By Coleen Burnett
Eatontown — It’s very common for people to say on Nov. 11 that Veterans Day should last more than a single day due to all we owe those who serve. Eatontown held multiple events to mark it, including a concert the week before, a parade the day before, and its annual Wampum Park ceremonies on Veterans Day.
The ceremonies on November 3 included a remembrance and a concert that was sponsored by the Eatontown Historical Society.
For the seventh consecutive year, the ceremony took place on the porch of the Historical Society’s house at 75 Broad Street. The speakers stood on the porch and remembered those who did not come home from war.
An Honor Garden, filled with American flags, graced the front lawn of the Museum. Each of the flags were tagged with the name of a veteran or someone who is currently on active duty in the armed forces.
The Garden has grown from about 50 flags to somewhere in the neighborhood of 200.
Phyllis Trask, the Chairperson of the Historical Commission, noted that many of the living veterans of World War II are now in their 80s and 90s. “They were ordinary people who responded to extraordinary times.”
“Thank you for answering the call to duty,” she said.
Everybody was then invited across the street to the Senior Center for a free concert by the Florian Schantz Jazz Combo, who played a series of songs that were popular in World War I.
On Nov. 10, the day before Veterans Day, a parade was held, marching down Broad Street.
This is the second year in a row Eatontown has held a parade. It included veterans, those serving, scouts, school marching bands, and many borough officials and departments.

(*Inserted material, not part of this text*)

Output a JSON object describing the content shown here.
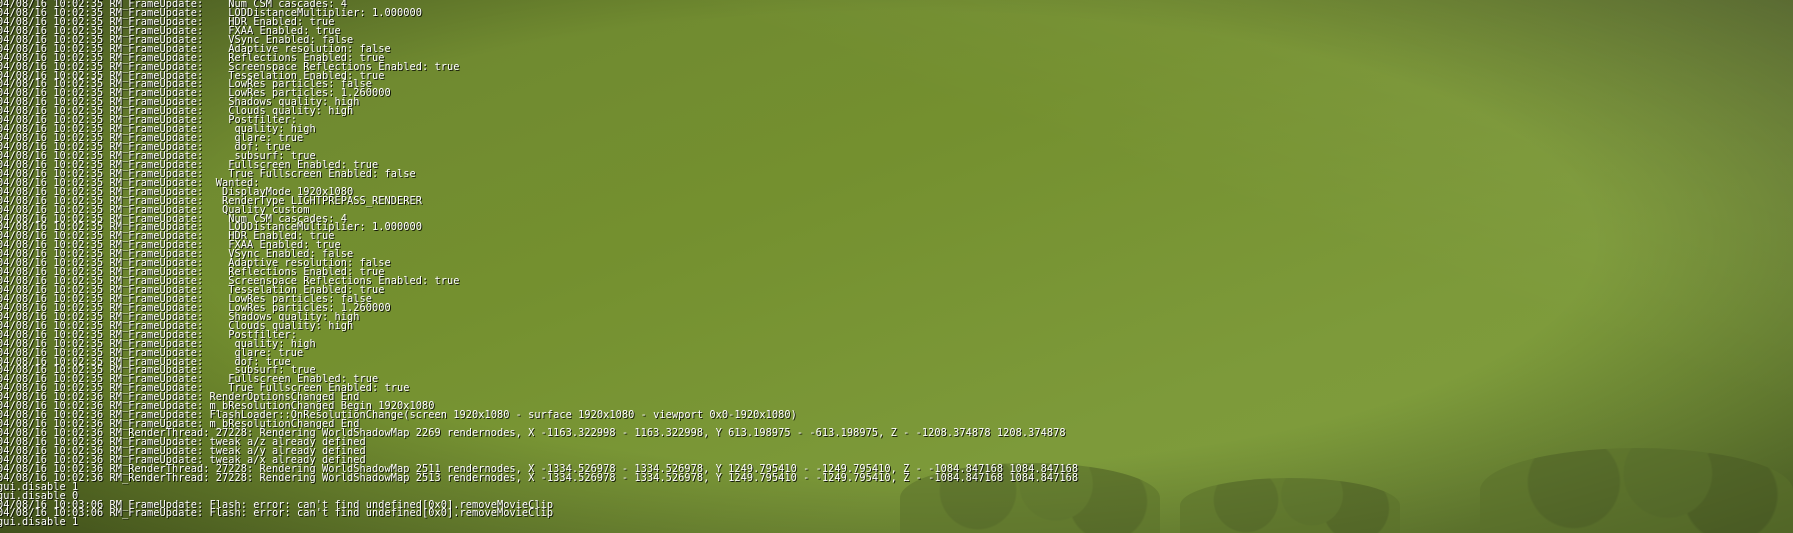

At the Nov. 11 ceremony, Mayor Anthony Talerico said that Eatontown understood the importance of veterans, as the Fort Monmouth Army base operated here, and was a key part of the community.
“Eatontown is very lucky — we don’t just wave our flags and observe the military on TV, newspapers and social media posts. For nearly 100 years we lived alongside the men and women who made it happen,” he said. “Eatontown is a better and more diverse community because of the men and women who passed through those gates for one hundred years”.
The keynote speaker of the day was Col. Samuel Fuoco, who said those who served came from all walks of life.
“They did not go to war because they loved fighting. They were called to be part of something bigger than themselves. They were ordinary people who responded in ordinary ways in extreme times,” he said.